50g Shallots
35g Garlic
40g Coriander
400ml Coconut milk

Peel and discard the outer layer of the spring onions, this soup wants to be as pale as possible and the outer layer may well be too tough and more green than we want. Cut as far up the stems as possible so that you have the green top halves and the delicate bottom parts, thats why I say the use of a bunch and a half of spring onions

Rough chop the garlic, shallots and the bottom halves of the spring onions and put into a heavy based saucepan with about a tbsp of oil. Now I wanted this soup to be as light as possible so here's where you can diverge, for those who dont want any oil they can just use some cooking spray and a very gentle heat to soften the aromatics.

These only need the briefest intro to the heat, just to take the edge of their harsher notes, add in the peeled and diced sweet potato and the can of coconut milk, the coriander stalks, bruise the lemongrass and put the whole thing on a simmer - this isn't a sauteed veg soup, it's more of a poach to create a delicate flavour - for about 30 minutes.

Remove and discard the lemongrass and coriander stalks (this bit can be fiddly - to speed it up tie the stalks and the lemongrass together), its too woody to blend down fully; finely chop half the remaining onion tops - this is where we want to introduce a bit of bite and colour. Season your soup and blitz to a fine consistency

This soup is sturdy enough to be a meal in itself, with a bit of salad and some good bread; to garnish it I just use the coriander leaves picked. If you wanted to be fancy with it aswell, then maybe some crispy fried shallots

I'll do a quick post at the weekend about the oyster's rockefeller, they really deserve to have some drum beating just about them!


Post a Comment



Flickr Photostream

What's Coming

Well I am something of a techno dinosaur so I will be bringing the instagram feed online soon

keep an eye out here for updates!

Twitter Updates

Meet The Author & Co.


Well I'm Stuart - the would be author of this attic space in the fens of the internet. When not trying to get this going I work as an office monkey in Nottinghamshire

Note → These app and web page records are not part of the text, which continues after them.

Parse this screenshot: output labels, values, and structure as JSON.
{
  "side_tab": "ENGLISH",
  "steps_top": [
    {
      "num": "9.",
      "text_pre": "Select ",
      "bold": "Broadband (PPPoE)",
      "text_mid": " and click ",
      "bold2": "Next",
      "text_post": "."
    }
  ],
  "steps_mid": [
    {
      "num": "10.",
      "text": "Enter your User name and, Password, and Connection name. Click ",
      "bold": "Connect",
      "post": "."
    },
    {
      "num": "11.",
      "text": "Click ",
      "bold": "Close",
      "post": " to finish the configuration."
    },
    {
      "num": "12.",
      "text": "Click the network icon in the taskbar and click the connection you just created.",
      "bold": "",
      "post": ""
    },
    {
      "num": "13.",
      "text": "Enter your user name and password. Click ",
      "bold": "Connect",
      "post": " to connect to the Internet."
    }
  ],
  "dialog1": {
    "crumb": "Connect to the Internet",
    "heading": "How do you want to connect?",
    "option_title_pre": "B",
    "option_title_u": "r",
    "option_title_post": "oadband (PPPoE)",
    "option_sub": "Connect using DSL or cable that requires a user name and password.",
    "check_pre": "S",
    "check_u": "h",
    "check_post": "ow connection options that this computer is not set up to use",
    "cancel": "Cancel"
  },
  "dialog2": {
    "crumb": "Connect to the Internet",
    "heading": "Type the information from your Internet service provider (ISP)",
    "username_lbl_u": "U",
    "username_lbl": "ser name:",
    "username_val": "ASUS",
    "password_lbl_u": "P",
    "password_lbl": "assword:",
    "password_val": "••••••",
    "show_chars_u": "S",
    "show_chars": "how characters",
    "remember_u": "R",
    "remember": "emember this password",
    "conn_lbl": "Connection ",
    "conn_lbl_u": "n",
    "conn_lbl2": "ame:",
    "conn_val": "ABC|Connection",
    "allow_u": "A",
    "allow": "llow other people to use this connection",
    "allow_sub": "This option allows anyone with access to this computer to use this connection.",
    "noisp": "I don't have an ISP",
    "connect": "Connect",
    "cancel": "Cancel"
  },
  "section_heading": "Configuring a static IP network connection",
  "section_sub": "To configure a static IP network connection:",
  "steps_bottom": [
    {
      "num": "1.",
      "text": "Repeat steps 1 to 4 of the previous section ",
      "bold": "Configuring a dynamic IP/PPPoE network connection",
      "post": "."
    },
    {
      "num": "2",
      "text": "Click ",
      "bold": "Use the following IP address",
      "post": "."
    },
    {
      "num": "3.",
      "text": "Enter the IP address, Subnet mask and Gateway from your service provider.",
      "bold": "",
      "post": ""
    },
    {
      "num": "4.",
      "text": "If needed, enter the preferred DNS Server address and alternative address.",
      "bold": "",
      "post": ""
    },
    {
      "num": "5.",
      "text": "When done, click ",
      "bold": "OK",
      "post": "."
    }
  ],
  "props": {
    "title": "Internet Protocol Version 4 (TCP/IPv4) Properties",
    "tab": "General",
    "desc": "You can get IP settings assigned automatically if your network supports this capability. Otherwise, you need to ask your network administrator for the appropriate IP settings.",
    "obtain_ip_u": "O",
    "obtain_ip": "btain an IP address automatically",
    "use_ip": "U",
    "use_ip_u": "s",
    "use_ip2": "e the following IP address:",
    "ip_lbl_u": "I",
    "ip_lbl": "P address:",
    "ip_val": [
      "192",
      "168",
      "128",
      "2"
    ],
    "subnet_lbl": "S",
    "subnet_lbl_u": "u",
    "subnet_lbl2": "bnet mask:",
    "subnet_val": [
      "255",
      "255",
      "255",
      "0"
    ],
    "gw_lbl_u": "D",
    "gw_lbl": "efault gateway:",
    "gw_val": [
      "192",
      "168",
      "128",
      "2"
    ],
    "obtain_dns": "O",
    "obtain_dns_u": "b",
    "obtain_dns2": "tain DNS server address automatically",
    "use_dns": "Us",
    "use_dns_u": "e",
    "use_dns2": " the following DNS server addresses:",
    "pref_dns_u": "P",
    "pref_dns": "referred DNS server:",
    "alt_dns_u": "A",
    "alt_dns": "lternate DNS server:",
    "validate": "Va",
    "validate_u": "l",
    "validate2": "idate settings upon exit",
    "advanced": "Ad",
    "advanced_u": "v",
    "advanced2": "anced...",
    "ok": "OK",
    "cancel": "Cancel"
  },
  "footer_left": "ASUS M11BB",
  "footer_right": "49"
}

However I am a trained chef - woe betide my silly decision there eh?

I would like to introduce the other part of this equation which is my daughter Esme! 3 and a half and already behaves like the boss